help prevent another horrific incident like this from happening to
someone else,” parents Brian and Karen Cohn said in a statement.
“Those who knowingly violate pool safety codes designed to protect
children should be held accountable for their actions.”
The Cohns’ pool allegedly was not equipped with dual drains or SVRS
devices, making it out of compliance with Connecticut building code
requirements. The prosecutor, State Attorney David Cohen, charged
that in constructing the vessel, Shoreline Pools went beyond
negligence into the category of recklessness. “The difference
between criminal negligence and manslaughter in the second degree …
is what we call the specific intent of the actor,” he stated.
“Reckless conduct basically involves perceiving a known risk and
ignoring that known risk.”
But Meehan said the “risk” should have been seen by many. The Cohns’
pool was designed by an outside engineer and approved by the
Greenwich building inspector, he said. Meehan added that the
installation met several inspections throughout construction and
received a Certificate of Occupancy, indicating it was suitable for
use. “[At] no step along the way did any of those individuals, who
are now defendants in [a] civil case, indicate that there was
anything out of keeping with regulations,” he said.

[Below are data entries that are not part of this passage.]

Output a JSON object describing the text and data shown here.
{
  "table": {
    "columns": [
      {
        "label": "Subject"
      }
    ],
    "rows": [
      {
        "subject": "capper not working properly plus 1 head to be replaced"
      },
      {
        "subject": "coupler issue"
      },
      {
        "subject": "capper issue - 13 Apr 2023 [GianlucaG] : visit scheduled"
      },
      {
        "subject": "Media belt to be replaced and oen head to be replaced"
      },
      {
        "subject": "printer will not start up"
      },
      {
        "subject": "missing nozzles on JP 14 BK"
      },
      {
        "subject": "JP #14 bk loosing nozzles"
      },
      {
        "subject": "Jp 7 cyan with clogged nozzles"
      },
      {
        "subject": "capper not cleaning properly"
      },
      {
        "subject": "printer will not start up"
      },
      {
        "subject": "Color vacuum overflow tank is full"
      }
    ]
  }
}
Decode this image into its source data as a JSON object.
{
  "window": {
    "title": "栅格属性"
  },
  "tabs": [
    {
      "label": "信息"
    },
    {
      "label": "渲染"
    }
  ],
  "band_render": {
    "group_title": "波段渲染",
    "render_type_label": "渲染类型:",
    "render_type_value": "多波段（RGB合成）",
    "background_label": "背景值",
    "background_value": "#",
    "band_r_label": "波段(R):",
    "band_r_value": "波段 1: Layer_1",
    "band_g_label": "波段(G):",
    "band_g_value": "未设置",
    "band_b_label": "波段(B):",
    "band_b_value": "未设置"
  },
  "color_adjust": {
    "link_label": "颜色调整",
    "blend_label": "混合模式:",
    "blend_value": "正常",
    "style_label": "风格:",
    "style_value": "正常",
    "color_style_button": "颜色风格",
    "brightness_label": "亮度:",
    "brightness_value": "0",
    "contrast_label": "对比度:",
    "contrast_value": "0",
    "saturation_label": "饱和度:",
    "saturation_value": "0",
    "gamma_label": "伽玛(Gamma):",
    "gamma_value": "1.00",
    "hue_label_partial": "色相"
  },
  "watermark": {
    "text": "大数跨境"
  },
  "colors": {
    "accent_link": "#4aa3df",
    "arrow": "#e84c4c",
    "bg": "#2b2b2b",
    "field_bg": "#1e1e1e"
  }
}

In an odd
turn of events, three days before the arrest, a warehouse at
Lionetti’s company burned to the ground. The cause for the
late-night fire, which destroyed the building, its contents and
dozens of trucks, has not been determined.
“Shoreline Pools is still operational,” Meehan said. “There’s been
no interruption in their installation or service work. It’s just an
unfortunate piece of serendipity that occurred within 72 hours of
the arrest warrant being served.” The Stamford fire marshal would
not comment, saying the incident was still under investigation.
Shoreline Pools was founded by the Lionetti family in 1968.